> **Required action**: Scan the entries below for the word "sample" and copy every line in which it occurs.

Excerpts from an interface dataset
━━━

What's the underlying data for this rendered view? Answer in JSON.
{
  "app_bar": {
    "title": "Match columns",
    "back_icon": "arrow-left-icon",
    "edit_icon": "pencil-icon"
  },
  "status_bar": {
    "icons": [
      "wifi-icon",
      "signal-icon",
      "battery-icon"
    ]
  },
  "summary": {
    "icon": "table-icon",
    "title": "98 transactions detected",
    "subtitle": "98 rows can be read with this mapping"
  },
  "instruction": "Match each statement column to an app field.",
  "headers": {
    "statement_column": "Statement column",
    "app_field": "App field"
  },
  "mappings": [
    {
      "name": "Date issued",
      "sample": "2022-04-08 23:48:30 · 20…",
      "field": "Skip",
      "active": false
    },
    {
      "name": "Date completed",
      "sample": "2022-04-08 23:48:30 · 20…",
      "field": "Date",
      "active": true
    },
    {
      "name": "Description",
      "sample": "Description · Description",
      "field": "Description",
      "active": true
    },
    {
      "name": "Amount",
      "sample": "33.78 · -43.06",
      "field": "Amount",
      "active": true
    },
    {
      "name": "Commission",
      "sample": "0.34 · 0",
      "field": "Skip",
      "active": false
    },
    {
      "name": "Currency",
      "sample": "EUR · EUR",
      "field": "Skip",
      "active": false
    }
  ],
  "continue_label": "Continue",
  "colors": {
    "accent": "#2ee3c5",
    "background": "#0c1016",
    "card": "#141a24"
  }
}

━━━

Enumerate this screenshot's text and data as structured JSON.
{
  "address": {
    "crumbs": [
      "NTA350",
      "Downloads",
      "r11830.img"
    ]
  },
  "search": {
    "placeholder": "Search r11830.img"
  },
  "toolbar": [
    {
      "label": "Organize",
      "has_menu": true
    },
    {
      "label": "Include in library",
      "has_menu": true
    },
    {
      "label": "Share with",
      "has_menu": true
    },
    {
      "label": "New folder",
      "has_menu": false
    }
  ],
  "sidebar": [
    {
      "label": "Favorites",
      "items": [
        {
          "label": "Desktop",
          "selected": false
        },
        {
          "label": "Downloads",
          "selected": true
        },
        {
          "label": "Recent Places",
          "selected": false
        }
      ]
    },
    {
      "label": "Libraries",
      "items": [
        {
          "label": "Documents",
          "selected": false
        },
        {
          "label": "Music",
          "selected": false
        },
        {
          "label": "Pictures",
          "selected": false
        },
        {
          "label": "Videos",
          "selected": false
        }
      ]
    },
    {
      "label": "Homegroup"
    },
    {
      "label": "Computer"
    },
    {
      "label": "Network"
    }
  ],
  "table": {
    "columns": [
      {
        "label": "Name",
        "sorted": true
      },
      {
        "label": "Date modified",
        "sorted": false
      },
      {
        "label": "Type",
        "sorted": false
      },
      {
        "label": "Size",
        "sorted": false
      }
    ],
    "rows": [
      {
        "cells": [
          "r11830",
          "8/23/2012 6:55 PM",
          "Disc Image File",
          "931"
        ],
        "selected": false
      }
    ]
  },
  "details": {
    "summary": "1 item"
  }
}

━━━

> **Solved exercise**:
      "sample": "2022-04-08 23:48:30 · 20…",
      "sample": "2022-04-08 23:48:30 · 20…",
      "sample": "Description · Description",
      "sample": "33.78 · -43.06",
      "sample": "0.34 · 0",
      "sample": "EUR · EUR",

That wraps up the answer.